When Martin Griffiths, a barrister's clerk for over 30 years, packed up the office equipment and moved from the Inns of Court in London to spanking new offices down the road, it marked a break with centuries of tradition. "It was," he cheerfully admits, "like going from Rumpole of the Bailey to LA Law in one fell swoop." The world of the barristers' chambers is not usually associated with cutting-edge management practices - but Horace Rumpole, the dishevelled barrister portrayed in John Mortimer's stories of legal life, might be surprised by the attempts his real-life counterparts are making to enter the 21st century.
It is now a year since Griffiths completed a legal MBA at Nottingham Trent University, and it's a qualification he is keen to promote for barristers and solicitors, as well as those who administer their firms. "I'd picked up a lot in my career in legal management, but I felt I needed a more formal structure to help me make sense of the big issues at work."
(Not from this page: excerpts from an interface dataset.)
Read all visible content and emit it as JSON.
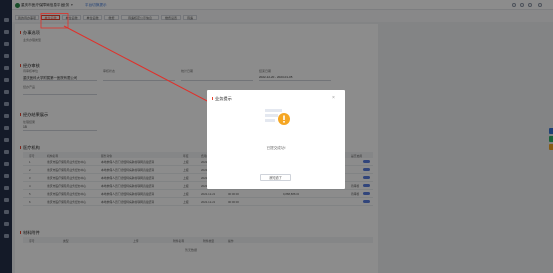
{
  "topbar": {
    "system_title": "重庆市医疗保障局信息平台",
    "menu_label": "业务",
    "link_label": "平台切换提示"
  },
  "tabs": [
    "我的待办事项",
    "单位征缴",
    "单位征缴",
    "单位征缴",
    "缴费",
    "待遇核定公示信息",
    "缴费设置",
    "待遇"
  ],
  "main": {
    "section_basic": "办事选项",
    "basic_field_label": "业务办理类型",
    "section_review": "经办审核",
    "review_fields": [
      {
        "label": "待审核单位",
        "value": "重庆医科大学附属第一医院有限公司"
      },
      {
        "label": "审核状态",
        "value": ""
      },
      {
        "label": "统计日期",
        "value": ""
      },
      {
        "label": "结束日期",
        "value": "2022-12-20  -  2023-01-05"
      }
    ],
    "review_sub_label": "经办产品",
    "section_other": "经办结果展示",
    "other_label": "处理结果",
    "other_value": "15",
    "section_list": "医疗机构",
    "list_headers": [
      "序号",
      "机构名称",
      "服务对象",
      "年度",
      "费用类别",
      "开始时间",
      "结束时间",
      "结算金额",
      "审核结果",
      "是否启用"
    ],
    "list_rows": [
      [
        "1",
        "重庆市医疗保障局业务经办中心",
        "本地参保人员门诊慢特病跨省联网直接结算",
        "上报",
        "2022-12-21",
        "00:00:00",
        "",
        "",
        "",
        ""
      ],
      [
        "2",
        "重庆市医疗保障局业务经办中心",
        "本地参保人员门诊慢特病跨省联网直接结算",
        "上报",
        "2022-12-21",
        "00:00:00",
        "",
        "",
        "",
        ""
      ],
      [
        "3",
        "重庆市医疗保障局业务经办中心",
        "本地参保人员门诊慢特病跨省联网直接结算",
        "上报",
        "2022-12-21",
        "00:00:00",
        "",
        "",
        "",
        ""
      ],
      [
        "4",
        "重庆市医疗保障局业务经办中心",
        "本地参保人员门诊慢特病跨省联网直接结算",
        "上报",
        "2022-12-21",
        "00:00:00",
        "",
        "4,77,880.00",
        "",
        "待审核"
      ],
      [
        "5",
        "重庆市医疗保障局业务经办中心",
        "本地参保人员门诊慢特病跨省联网直接结算",
        "上报",
        "2022-12-21",
        "00:00:00",
        "",
        "9,888,888.00",
        "",
        "待审核"
      ],
      [
        "6",
        "重庆市医疗保障局业务经办中心",
        "本地参保人员门诊慢特病跨省联网直接结算",
        "上报",
        "2022-12-21",
        "00:00:00",
        "",
        "",
        "",
        ""
      ]
    ],
    "section_attach": "材料附件",
    "attach_headers": [
      "序号",
      "类型",
      "上传",
      "附件名称",
      "附件类型",
      "操作"
    ],
    "attach_empty": "暂无数据"
  },
  "dialog": {
    "title": "业务提示",
    "message": "已提交成功!",
    "button": "我知道了"
  },
  "colors": {
    "accent": "#e9442f",
    "sidebar": "#26314a",
    "warning": "#f5a623",
    "toggle": "#5a7fe0"
  },
  "icons": [
    "logo-icon",
    "close-icon",
    "warning-icon",
    "user-icon",
    "settings-icon"
  ]
}
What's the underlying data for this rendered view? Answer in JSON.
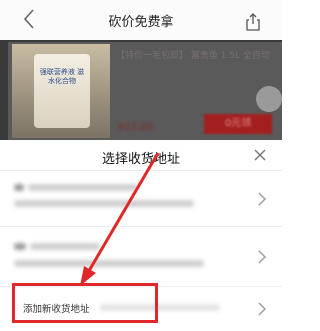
{
  "navbar": {
    "title": "砍价免费拿",
    "back_icon": "chevron-left-icon",
    "share_icon": "share-icon"
  },
  "product": {
    "name": "【特价一毛包邮】 富贵鱼 1.5L 全自动",
    "can_label": "强联营养液 滋水化合物",
    "price": "¥12.00",
    "claim_label": "0元领"
  },
  "sheet": {
    "title": "选择收货地址",
    "close_icon": "close-icon",
    "add_address_label": "添加新收货地址",
    "chevron_icon": "chevron-right-icon"
  },
  "colors": {
    "highlight": "#e0282a",
    "claim_button": "#a31f1f"
  }
}
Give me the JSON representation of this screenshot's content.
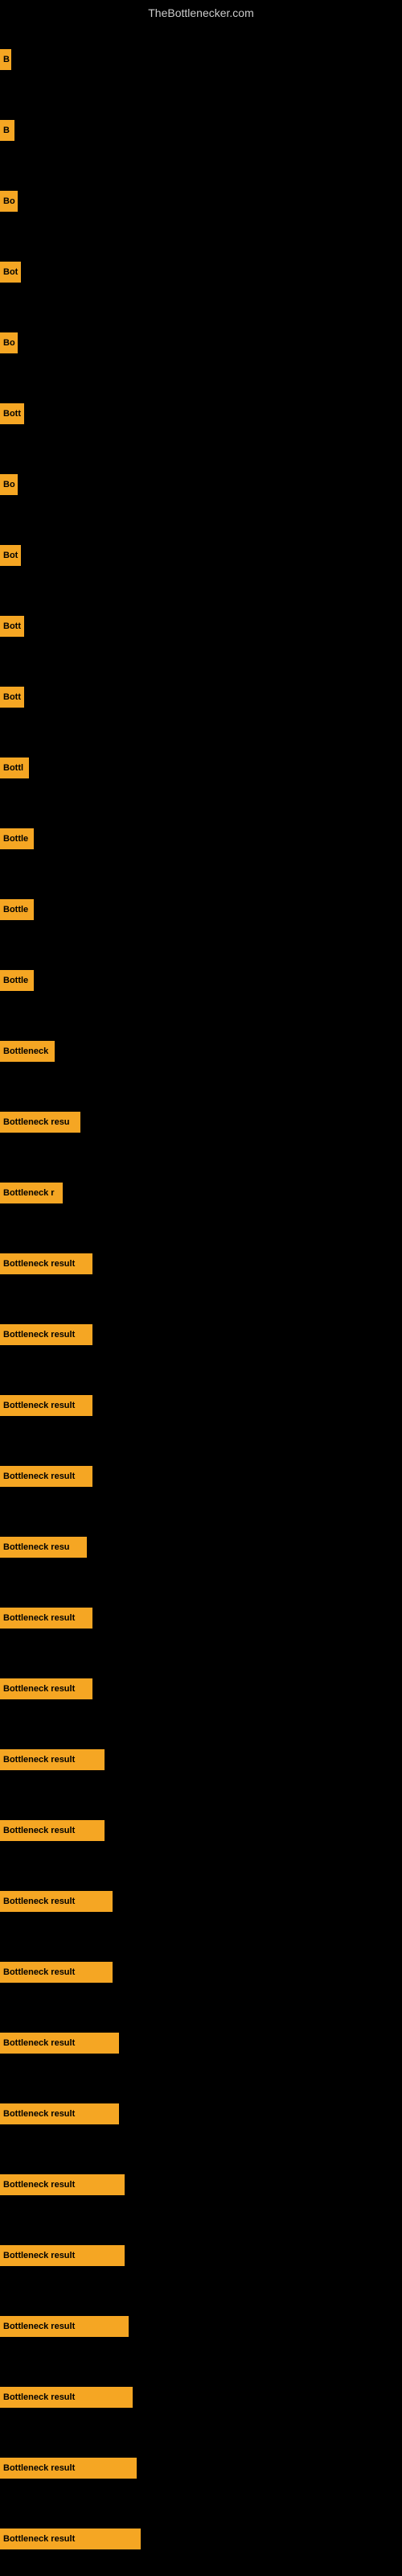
{
  "site": {
    "title": "TheBottlenecker.com"
  },
  "bars": [
    {
      "label": "B",
      "width": 14
    },
    {
      "label": "B",
      "width": 18
    },
    {
      "label": "Bo",
      "width": 22
    },
    {
      "label": "Bot",
      "width": 26
    },
    {
      "label": "Bo",
      "width": 22
    },
    {
      "label": "Bott",
      "width": 30
    },
    {
      "label": "Bo",
      "width": 22
    },
    {
      "label": "Bot",
      "width": 26
    },
    {
      "label": "Bott",
      "width": 30
    },
    {
      "label": "Bott",
      "width": 30
    },
    {
      "label": "Bottl",
      "width": 36
    },
    {
      "label": "Bottle",
      "width": 42
    },
    {
      "label": "Bottle",
      "width": 42
    },
    {
      "label": "Bottle",
      "width": 42
    },
    {
      "label": "Bottleneck",
      "width": 68
    },
    {
      "label": "Bottleneck resu",
      "width": 100
    },
    {
      "label": "Bottleneck r",
      "width": 78
    },
    {
      "label": "Bottleneck result",
      "width": 115
    },
    {
      "label": "Bottleneck result",
      "width": 115
    },
    {
      "label": "Bottleneck result",
      "width": 115
    },
    {
      "label": "Bottleneck result",
      "width": 115
    },
    {
      "label": "Bottleneck resu",
      "width": 108
    },
    {
      "label": "Bottleneck result",
      "width": 115
    },
    {
      "label": "Bottleneck result",
      "width": 115
    },
    {
      "label": "Bottleneck result",
      "width": 130
    },
    {
      "label": "Bottleneck result",
      "width": 130
    },
    {
      "label": "Bottleneck result",
      "width": 140
    },
    {
      "label": "Bottleneck result",
      "width": 140
    },
    {
      "label": "Bottleneck result",
      "width": 148
    },
    {
      "label": "Bottleneck result",
      "width": 148
    },
    {
      "label": "Bottleneck result",
      "width": 155
    },
    {
      "label": "Bottleneck result",
      "width": 155
    },
    {
      "label": "Bottleneck result",
      "width": 160
    },
    {
      "label": "Bottleneck result",
      "width": 165
    },
    {
      "label": "Bottleneck result",
      "width": 170
    },
    {
      "label": "Bottleneck result",
      "width": 175
    }
  ]
}
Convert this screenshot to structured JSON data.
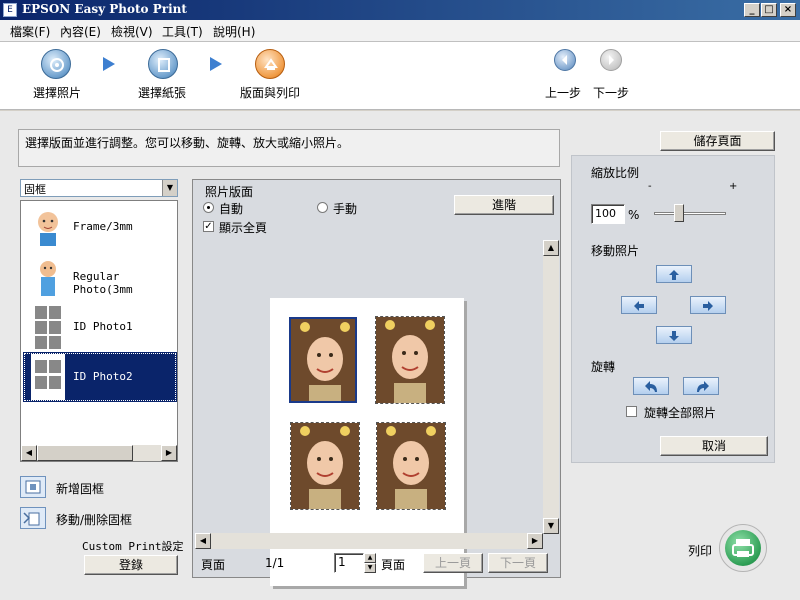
{
  "window": {
    "title": "EPSON Easy Photo Print"
  },
  "menu": [
    "檔案(F)",
    "內容(E)",
    "檢視(V)",
    "工具(T)",
    "說明(H)"
  ],
  "wizard": {
    "steps": [
      {
        "label": "選擇照片",
        "state": "done"
      },
      {
        "label": "選擇紙張",
        "state": "done"
      },
      {
        "label": "版面與列印",
        "state": "active"
      }
    ],
    "prev_label": "上一步",
    "next_label": "下一步"
  },
  "main": {
    "instruction": "選擇版面並進行調整。您可以移動、旋轉、放大或縮小照片。",
    "save_page": "儲存頁面"
  },
  "frames": {
    "combo_value": "固框",
    "items": [
      {
        "label": "Frame/3mm",
        "thumb": "baby-photo"
      },
      {
        "label": "Regular Photo(3mm",
        "thumb": "toddler-photo"
      },
      {
        "label": "ID Photo1",
        "thumb": "grid-layout"
      },
      {
        "label": "ID Photo2",
        "thumb": "grid-layout",
        "selected": true
      }
    ],
    "add_frame": "新增固框",
    "move_delete_frame": "移動/刪除固框",
    "custom_print": "Custom Print設定",
    "register": "登錄"
  },
  "layout": {
    "group_label": "照片版面",
    "auto_label": "自動",
    "manual_label": "手動",
    "mode": "auto",
    "advanced_label": "進階",
    "show_full_page": "顯示全頁",
    "show_full_page_checked": true,
    "page_label": "頁面",
    "page_count": "1/1",
    "page_input": "1",
    "page_unit": "頁面",
    "prev_page": "上一頁",
    "next_page": "下一頁"
  },
  "adjust": {
    "zoom_label": "縮放比例",
    "minus": "-",
    "plus": "+",
    "zoom_value": "100",
    "percent": "%",
    "move_label": "移動照片",
    "rotate_label": "旋轉",
    "rotate_all": "旋轉全部照片",
    "rotate_all_checked": false,
    "cancel": "取消"
  },
  "print": {
    "label": "列印"
  },
  "colors": {
    "title_bar": "#0a246a",
    "active_step": "#f09a43",
    "selection": "#0a246a",
    "print_button": "#2e9e55"
  }
}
As chairman of the Institute of Barristers' Clerks, he is keen to point out that the stereotype of the clerk, as an all-powerful keeper of the barrister's client list, is far from the truth. The fact that he is now titled business development director is an indicator that times have certainly changed. "The whole legal environment has altered, for administrators and lawyers," he says. "Thirty years ago things were much more personal but now I am dealing with everything from human resources to regulations on money laundering."
Senior lawyers are, Griffiths says, owners of their own businesses and need to have a role in running their own show. The promotion of the MBA as a qualification will encourage a professional approach. "Since completing the course, I feel I have a greater understanding of the way things happen. Why some things work and others don't." The organisational psychology modules of the MBA were, he says, particularly useful. "Motivating everyone to work together is a challenge for any business, but perhaps more so in barristers' chambers."
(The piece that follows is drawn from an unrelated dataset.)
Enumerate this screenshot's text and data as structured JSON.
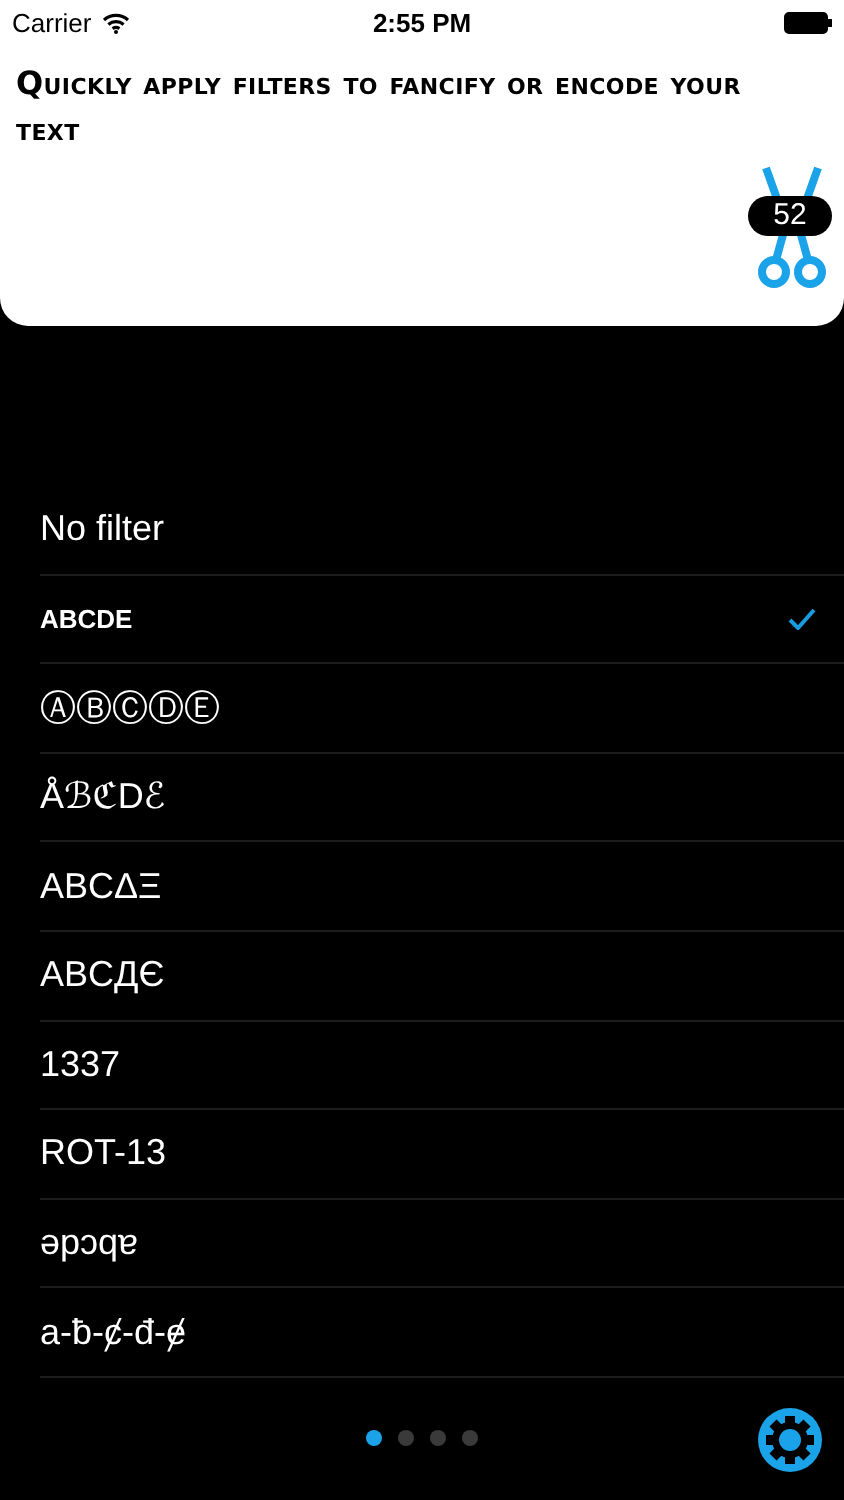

Denise Crawford, who runs the programme, says many lawyers find it hard at first to focus on business and finance. Thinking across disciplines after years of studying detail is also a challenge. "For some, it is a revolution to start understanding that their own firm is a business with similar management issues to other companies. The profile of course applicants is, she says, changing. "I've noticed an increase in the number of students in their late twenties or early thirties. They see the MBA as a way of furthering their careers, whether they are high-street solicitors or corporate lawyers."
Not all lawyers are choosing a specialist MBA route. Rob Bratby, 34, completed a part-time MBA with Henley Management College last year and believes that studying with managers from outside legal circles helped to widen his horizons. "When I started the course I was an in-house company lawyer and thought the MBA would send a signal to the management that I was interested in how the business worked as a whole."
Bratby is now helping to set up the UK practice of an American law firm, specialising in telecommunications regulation. "The MBA has been a great confidence boost. Having general management skills means I understand how to take the business forward." The ability to promote promote something, even in a narrow field, is, he says, not something legal training focuses on. "Sometimes, when I talk about selling, colleagues look at me blankly. Marketing yourself can be seen as a bit grubby, but lawyers aren't sitting in ivory towers dispensing advice."
Lawyers who have already completed an undergraduate degree and law school might be forgiven for thinking that an MBA is a qualification too far, especially as many of them continue with professional exams well into their careers. Karen Battersby, a qualified solicitor who now teaches at both Henley and Nottingham Trent University and doesn't see this as an issue which is likely to deter people in future. "Law firms, particularly in the City of London, are growing in complexity. The pressure is huge and they have to be able to manage people properly. Being able to interpret law and handle a case won't be enough."
It won't be enough either, for clerks or administrators to start on the ladder and rely on the wisdom of an older generation to steer them through their careers. Matrix Chambers, where Cherie Booth practises as a barrister, has gone further than many of its competitors by appointing an MBA graduate from London Business School - not as its clerk but as the more grandly titled Chief Executive of the chambers.
Nick Martin, who had worked as a management consultant in both the public and private sector before answering an advertisement in a newspaper for his current job, says the title barrister's clerk is being replaced by the more modern - though less evocative - practice manager or assistant in many modern legal practices. And he is not ashamed to mention the word "marketing" in legal circles. "There is a sense in which some lawyers see marketing and related services as a cost that takes away from profits, rather than something critical to the health of the business. As an MBA graduate with general management experience, I know this isn't true."
Matrix Chambers, like many of its competitors, is a substantial business with over 20 support staff and 47 practising barristers on its books. The annual turnover last year was £9.2m. "There are so many issues, from health and safety to managing computer systems and even developing corporate identity for the chambers. I think of an MBA as being good professional training for a job like this." As chief executive, he is looking at ways of developing management programmes for some of the most senior people within the business, perhaps adapting some of the modules from MBA courses. Management, like it or not, is on the agenda for barristers and clerks alike. "This is the way forward. Rumpole of the Bailey is on the way out."Reuse content